[Excerpts from a dataset]
┄┄┄┄┄┄┄┄┄┄┄┄┄┄┄┄┄┄┄┄

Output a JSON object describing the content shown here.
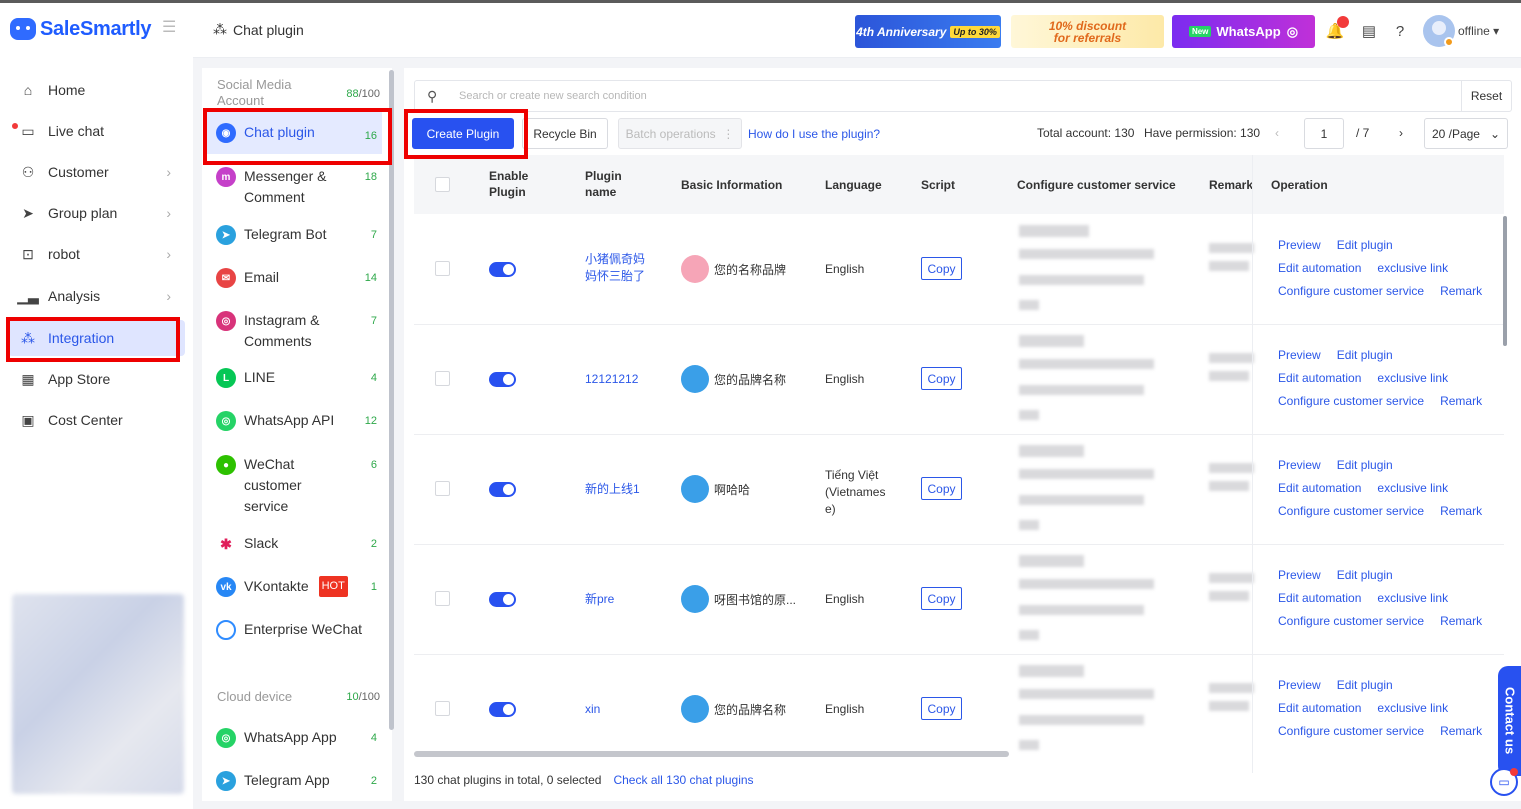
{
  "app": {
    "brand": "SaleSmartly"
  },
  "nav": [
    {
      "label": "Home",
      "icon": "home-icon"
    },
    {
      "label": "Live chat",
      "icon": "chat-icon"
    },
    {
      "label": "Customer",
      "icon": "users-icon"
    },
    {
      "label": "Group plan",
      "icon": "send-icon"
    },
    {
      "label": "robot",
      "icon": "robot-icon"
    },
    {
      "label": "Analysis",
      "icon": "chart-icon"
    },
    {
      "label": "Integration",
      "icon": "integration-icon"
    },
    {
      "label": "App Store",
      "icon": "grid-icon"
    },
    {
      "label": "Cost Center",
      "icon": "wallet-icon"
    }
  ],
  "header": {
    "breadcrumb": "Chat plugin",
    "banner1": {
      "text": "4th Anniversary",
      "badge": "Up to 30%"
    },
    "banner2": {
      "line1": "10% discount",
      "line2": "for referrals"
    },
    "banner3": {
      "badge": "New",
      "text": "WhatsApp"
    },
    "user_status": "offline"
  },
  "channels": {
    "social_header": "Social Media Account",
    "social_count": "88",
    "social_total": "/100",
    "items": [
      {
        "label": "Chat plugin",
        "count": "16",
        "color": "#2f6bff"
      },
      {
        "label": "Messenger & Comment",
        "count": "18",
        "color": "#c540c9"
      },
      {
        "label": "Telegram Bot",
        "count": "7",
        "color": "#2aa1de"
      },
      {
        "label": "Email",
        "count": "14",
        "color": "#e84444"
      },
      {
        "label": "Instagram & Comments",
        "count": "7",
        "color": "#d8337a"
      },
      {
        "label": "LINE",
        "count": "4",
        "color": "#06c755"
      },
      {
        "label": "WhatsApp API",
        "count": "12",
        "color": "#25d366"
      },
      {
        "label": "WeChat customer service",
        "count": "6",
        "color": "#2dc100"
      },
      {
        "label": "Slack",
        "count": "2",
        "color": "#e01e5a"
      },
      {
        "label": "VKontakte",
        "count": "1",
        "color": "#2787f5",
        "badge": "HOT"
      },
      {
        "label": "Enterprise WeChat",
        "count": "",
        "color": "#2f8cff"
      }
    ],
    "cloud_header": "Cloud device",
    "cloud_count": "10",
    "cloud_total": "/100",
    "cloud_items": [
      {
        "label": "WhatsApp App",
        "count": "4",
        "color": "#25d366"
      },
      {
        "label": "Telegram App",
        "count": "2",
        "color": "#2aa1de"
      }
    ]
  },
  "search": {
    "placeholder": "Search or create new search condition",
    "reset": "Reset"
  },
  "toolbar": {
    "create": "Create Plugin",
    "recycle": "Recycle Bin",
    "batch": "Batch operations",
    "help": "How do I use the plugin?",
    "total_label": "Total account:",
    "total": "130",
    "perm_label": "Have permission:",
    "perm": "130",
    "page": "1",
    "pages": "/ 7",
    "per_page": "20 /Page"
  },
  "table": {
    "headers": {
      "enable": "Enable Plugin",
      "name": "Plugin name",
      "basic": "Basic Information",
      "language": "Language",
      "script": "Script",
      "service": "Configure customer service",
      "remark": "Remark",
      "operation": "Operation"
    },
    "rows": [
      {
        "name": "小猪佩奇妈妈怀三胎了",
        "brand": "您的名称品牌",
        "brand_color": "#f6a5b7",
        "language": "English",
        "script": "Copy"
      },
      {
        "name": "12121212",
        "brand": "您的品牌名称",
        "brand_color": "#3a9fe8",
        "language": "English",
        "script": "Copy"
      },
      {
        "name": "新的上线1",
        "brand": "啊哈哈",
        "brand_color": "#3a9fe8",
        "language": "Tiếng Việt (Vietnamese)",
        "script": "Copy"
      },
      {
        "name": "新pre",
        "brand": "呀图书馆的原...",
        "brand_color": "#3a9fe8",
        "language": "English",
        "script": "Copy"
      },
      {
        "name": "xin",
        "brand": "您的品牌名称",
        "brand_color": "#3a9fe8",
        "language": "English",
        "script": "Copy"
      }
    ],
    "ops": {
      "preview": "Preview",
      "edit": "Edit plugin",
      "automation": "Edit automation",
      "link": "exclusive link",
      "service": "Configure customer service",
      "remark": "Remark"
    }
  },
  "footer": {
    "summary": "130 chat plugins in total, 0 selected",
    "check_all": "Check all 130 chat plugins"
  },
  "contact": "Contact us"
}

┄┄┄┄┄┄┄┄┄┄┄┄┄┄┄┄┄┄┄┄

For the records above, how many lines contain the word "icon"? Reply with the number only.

9